● Action item
The records below must be returned in full and unaltered.

● Working data

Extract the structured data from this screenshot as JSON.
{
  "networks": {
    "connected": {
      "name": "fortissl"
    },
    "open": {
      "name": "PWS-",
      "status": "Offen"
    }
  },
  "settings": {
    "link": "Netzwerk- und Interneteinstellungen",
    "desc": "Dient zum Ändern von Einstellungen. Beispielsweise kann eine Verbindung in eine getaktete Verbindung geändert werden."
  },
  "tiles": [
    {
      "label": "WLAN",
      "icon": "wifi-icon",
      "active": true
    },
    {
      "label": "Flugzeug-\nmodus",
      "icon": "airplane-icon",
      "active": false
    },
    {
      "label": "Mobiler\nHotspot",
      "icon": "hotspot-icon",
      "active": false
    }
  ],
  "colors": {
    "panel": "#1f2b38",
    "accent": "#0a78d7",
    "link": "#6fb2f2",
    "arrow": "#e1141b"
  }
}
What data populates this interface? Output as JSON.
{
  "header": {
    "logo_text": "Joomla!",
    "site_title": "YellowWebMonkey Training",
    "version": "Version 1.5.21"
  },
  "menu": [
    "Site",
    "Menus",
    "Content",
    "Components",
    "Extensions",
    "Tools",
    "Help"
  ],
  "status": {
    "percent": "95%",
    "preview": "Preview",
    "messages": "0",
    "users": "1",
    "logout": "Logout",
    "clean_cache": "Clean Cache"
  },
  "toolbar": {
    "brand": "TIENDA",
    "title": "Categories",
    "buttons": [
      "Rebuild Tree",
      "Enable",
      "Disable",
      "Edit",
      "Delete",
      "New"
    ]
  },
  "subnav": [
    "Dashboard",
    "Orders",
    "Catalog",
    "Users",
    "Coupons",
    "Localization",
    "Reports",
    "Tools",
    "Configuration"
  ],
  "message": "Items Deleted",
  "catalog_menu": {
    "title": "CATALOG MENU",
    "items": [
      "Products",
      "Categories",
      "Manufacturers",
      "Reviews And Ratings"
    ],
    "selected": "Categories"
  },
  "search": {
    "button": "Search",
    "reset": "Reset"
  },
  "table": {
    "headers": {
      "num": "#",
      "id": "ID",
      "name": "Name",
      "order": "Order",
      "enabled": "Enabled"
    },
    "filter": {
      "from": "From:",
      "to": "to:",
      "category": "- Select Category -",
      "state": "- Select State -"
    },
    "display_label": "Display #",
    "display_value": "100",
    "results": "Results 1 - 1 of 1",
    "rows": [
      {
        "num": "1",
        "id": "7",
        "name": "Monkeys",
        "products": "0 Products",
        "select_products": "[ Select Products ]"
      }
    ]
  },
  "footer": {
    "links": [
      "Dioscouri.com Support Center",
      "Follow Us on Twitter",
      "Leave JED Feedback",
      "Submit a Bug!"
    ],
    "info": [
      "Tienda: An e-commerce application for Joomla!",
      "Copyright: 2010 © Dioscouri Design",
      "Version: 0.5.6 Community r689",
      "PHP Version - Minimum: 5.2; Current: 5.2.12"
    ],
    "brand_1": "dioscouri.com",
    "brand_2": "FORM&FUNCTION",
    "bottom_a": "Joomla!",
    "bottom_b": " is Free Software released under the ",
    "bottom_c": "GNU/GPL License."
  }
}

● Exercise result
Extract the structured data from this screenshot as JSON.
{
  "networks": {
    "connected": {
      "name": "fortissl"
    },
    "open": {
      "name": "PWS-",
      "status": "Offen"
    }
  },
  "settings": {
    "link": "Netzwerk- und Interneteinstellungen",
    "desc": "Dient zum Ändern von Einstellungen. Beispielsweise kann eine Verbindung in eine getaktete Verbindung geändert werden."
  },
  "tiles": [
    {
      "label": "WLAN",
      "icon": "wifi-icon",
      "active": true
    },
    {
      "label": "Flugzeug-\nmodus",
      "icon": "airplane-icon",
      "active": false
    },
    {
      "label": "Mobiler\nHotspot",
      "icon": "hotspot-icon",
      "active": false
    }
  ],
  "colors": {
    "panel": "#1f2b38",
    "accent": "#0a78d7",
    "link": "#6fb2f2",
    "arrow": "#e1141b"
  }
}
What data populates this interface? Output as JSON.
{
  "header": {
    "logo_text": "Joomla!",
    "site_title": "YellowWebMonkey Training",
    "version": "Version 1.5.21"
  },
  "menu": [
    "Site",
    "Menus",
    "Content",
    "Components",
    "Extensions",
    "Tools",
    "Help"
  ],
  "status": {
    "percent": "95%",
    "preview": "Preview",
    "messages": "0",
    "users": "1",
    "logout": "Logout",
    "clean_cache": "Clean Cache"
  },
  "toolbar": {
    "brand": "TIENDA",
    "title": "Categories",
    "buttons": [
      "Rebuild Tree",
      "Enable",
      "Disable",
      "Edit",
      "Delete",
      "New"
    ]
  },
  "subnav": [
    "Dashboard",
    "Orders",
    "Catalog",
    "Users",
    "Coupons",
    "Localization",
    "Reports",
    "Tools",
    "Configuration"
  ],
  "message": "Items Deleted",
  "catalog_menu": {
    "title": "CATALOG MENU",
    "items": [
      "Products",
      "Categories",
      "Manufacturers",
      "Reviews And Ratings"
    ],
    "selected": "Categories"
  },
  "search": {
    "button": "Search",
    "reset": "Reset"
  },
  "table": {
    "headers": {
      "num": "#",
      "id": "ID",
      "name": "Name",
      "order": "Order",
      "enabled": "Enabled"
    },
    "filter": {
      "from": "From:",
      "to": "to:",
      "category": "- Select Category -",
      "state": "- Select State -"
    },
    "display_label": "Display #",
    "display_value": "100",
    "results": "Results 1 - 1 of 1",
    "rows": [
      {
        "num": "1",
        "id": "7",
        "name": "Monkeys",
        "products": "0 Products",
        "select_products": "[ Select Products ]"
      }
    ]
  },
  "footer": {
    "links": [
      "Dioscouri.com Support Center",
      "Follow Us on Twitter",
      "Leave JED Feedback",
      "Submit a Bug!"
    ],
    "info": [
      "Tienda: An e-commerce application for Joomla!",
      "Copyright: 2010 © Dioscouri Design",
      "Version: 0.5.6 Community r689",
      "PHP Version - Minimum: 5.2; Current: 5.2.12"
    ],
    "brand_1": "dioscouri.com",
    "brand_2": "FORM&FUNCTION",
    "bottom_a": "Joomla!",
    "bottom_b": " is Free Software released under the ",
    "bottom_c": "GNU/GPL License."
  }
}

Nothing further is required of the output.